REQUIREMENT =>
In the data below, which lines hold the word "стиль"? Copy them.

RECORDED DATA =>
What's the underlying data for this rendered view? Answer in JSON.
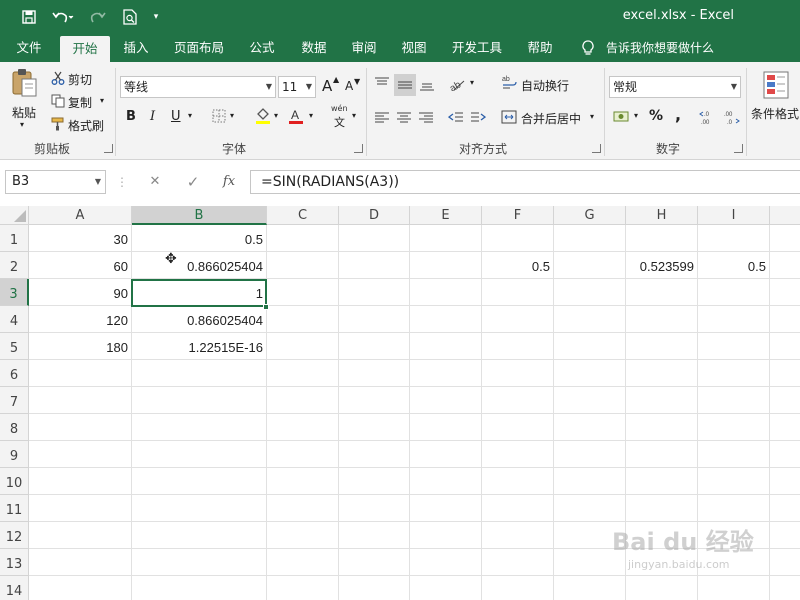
{
  "window": {
    "title": "excel.xlsx  -  Excel",
    "accent_color": "#217346"
  },
  "quick_access": {
    "save_icon": "save-icon",
    "undo_icon": "undo-icon",
    "redo_icon": "redo-icon",
    "print_preview_icon": "print-preview-icon",
    "customize_icon": "customize-qat-icon"
  },
  "tabs": [
    {
      "label": "文件"
    },
    {
      "label": "开始",
      "active": true
    },
    {
      "label": "插入"
    },
    {
      "label": "页面布局"
    },
    {
      "label": "公式"
    },
    {
      "label": "数据"
    },
    {
      "label": "审阅"
    },
    {
      "label": "视图"
    },
    {
      "label": "开发工具"
    },
    {
      "label": "帮助"
    }
  ],
  "tell_me": "告诉我你想要做什么",
  "ribbon": {
    "clipboard": {
      "label": "剪贴板",
      "paste": "粘贴",
      "cut": "剪切",
      "copy": "复制",
      "format_painter": "格式刷"
    },
    "font": {
      "label": "字体",
      "font_name": "等线",
      "font_size": "11",
      "bold": "B",
      "italic": "I",
      "underline": "U",
      "increase_size": "A",
      "decrease_size": "A",
      "phonetic": "wén"
    },
    "alignment": {
      "label": "对齐方式",
      "wrap_text": "自动换行",
      "merge_center": "合并后居中"
    },
    "number": {
      "label": "数字",
      "format": "常规",
      "percent": "%",
      "comma": ","
    },
    "styles": {
      "conditional": "条件格式"
    }
  },
  "formula_bar": {
    "name_box": "B3",
    "cancel": "✕",
    "enter": "✓",
    "fx": "fx",
    "formula": "=SIN(RADIANS(A3))"
  },
  "grid": {
    "columns": [
      "A",
      "B",
      "C",
      "D",
      "E",
      "F",
      "G",
      "H",
      "I"
    ],
    "rows": [
      "1",
      "2",
      "3",
      "4",
      "5",
      "6",
      "7",
      "8",
      "9",
      "10",
      "11",
      "12",
      "13",
      "14"
    ],
    "selected_column": "B",
    "selected_row": "3",
    "cells": {
      "A1": "30",
      "B1": "0.5",
      "A2": "60",
      "B2": "0.866025404",
      "F2": "0.5",
      "H2": "0.523599",
      "I2": "0.5",
      "A3": "90",
      "B3": "1",
      "A4": "120",
      "B4": "0.866025404",
      "A5": "180",
      "B5": "1.22515E-16"
    }
  },
  "watermark": {
    "brand": "Bai du 经验",
    "url": "jingyan.baidu.com"
  }
}
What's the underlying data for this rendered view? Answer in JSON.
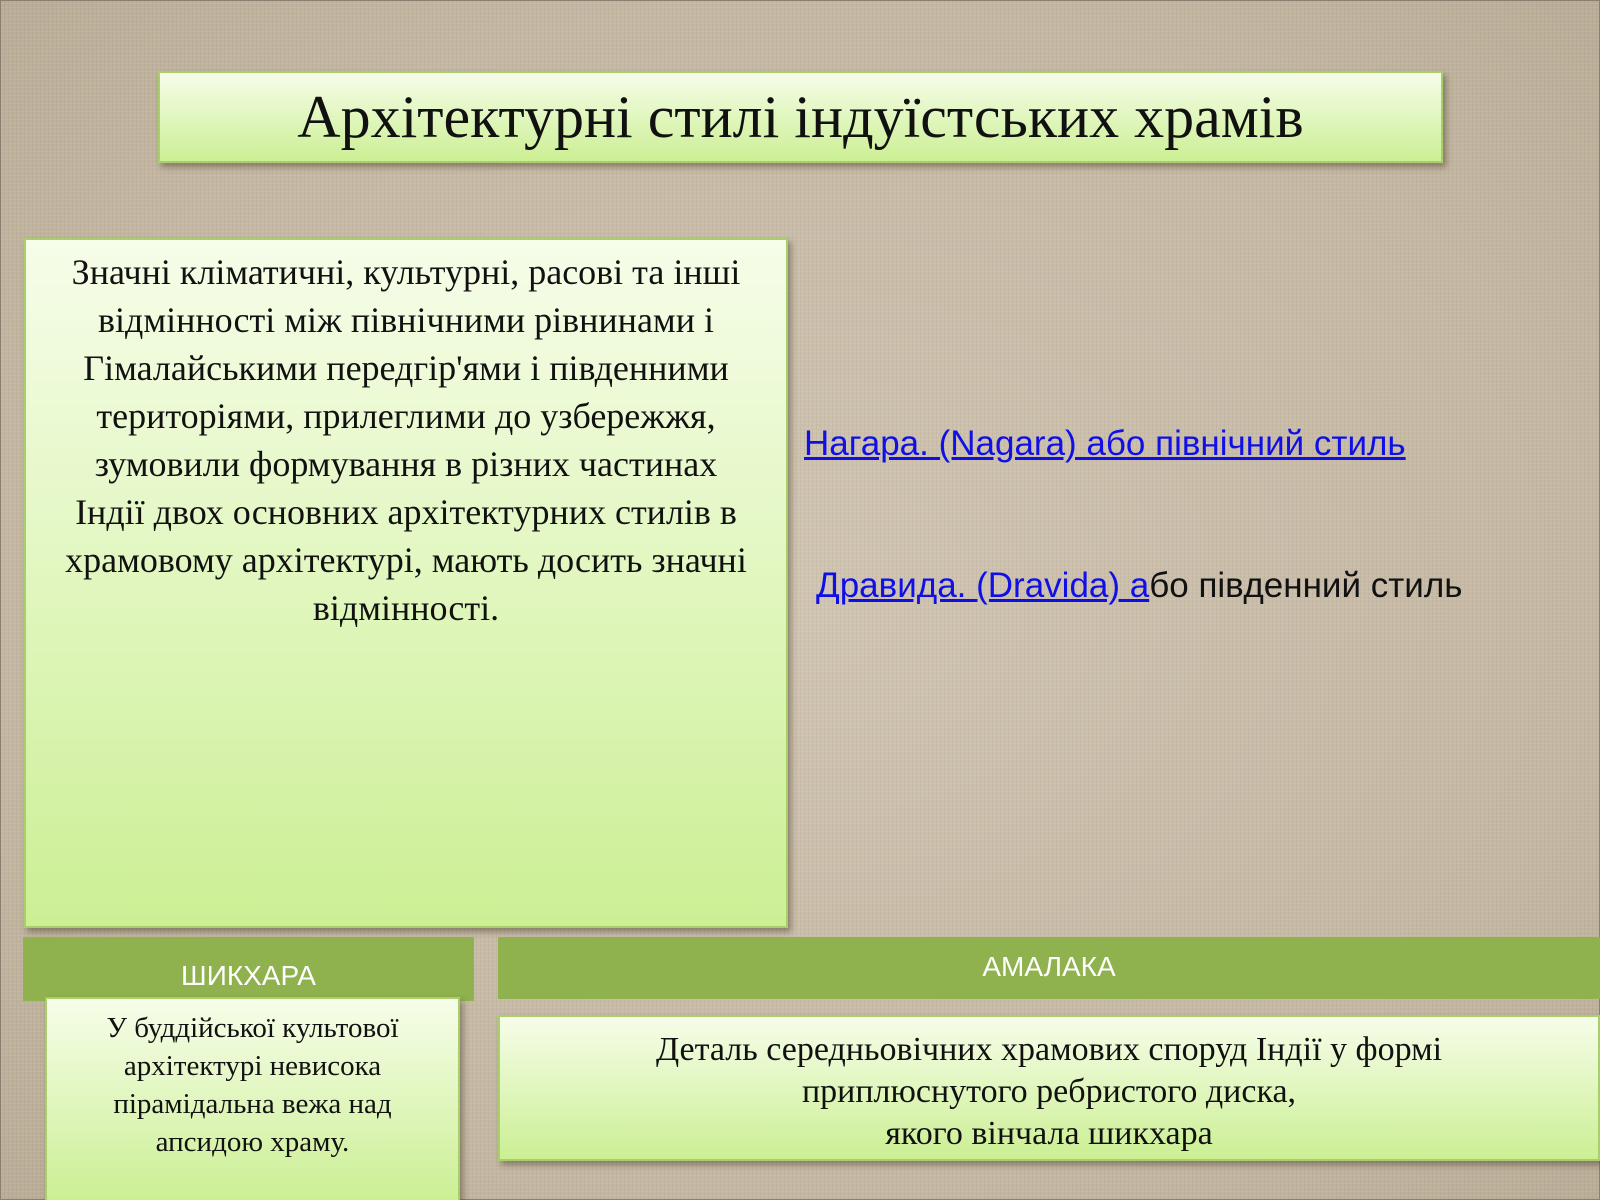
{
  "title": "Архітектурні стилі індуїстських храмів",
  "intro": {
    "text": "Значні кліматичні, культурні, расові та інші відмінності між північними рівнинами і Гімалайськими передгір'ями і південними територіями, прилеглими до узбережжя, зумовили формування в різних частинах Індії двох основних архітектурних стилів в храмовому архітектурі, мають досить значні відмінності."
  },
  "links": {
    "nagara": "Нагара. (Nagara) або північний стиль",
    "dravida_link": "Дравида. (Dravida) а",
    "dravida_rest": "бо південний стиль"
  },
  "shikhara": {
    "header": "ШИКХАРА",
    "text": "У буддійської культової архітектурі невисока пірамідальна вежа над апсидою храму."
  },
  "amalaka": {
    "header": "АМАЛАКА",
    "lines": [
      "Деталь середньовічних храмових споруд Індії у формі",
      "приплюснутого ребристого диска,",
      "якого вінчала шикхара"
    ]
  },
  "colors": {
    "header_green": "#8fb14e",
    "link_blue": "#1010e6",
    "box_green_light": "#f6fde9",
    "box_green_dark": "#ccef94"
  }
}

ANSWER BOX =>
    "nagara": "Нагара. (Nagara) або північний стиль",
    "dravida_rest": "бо південний стиль"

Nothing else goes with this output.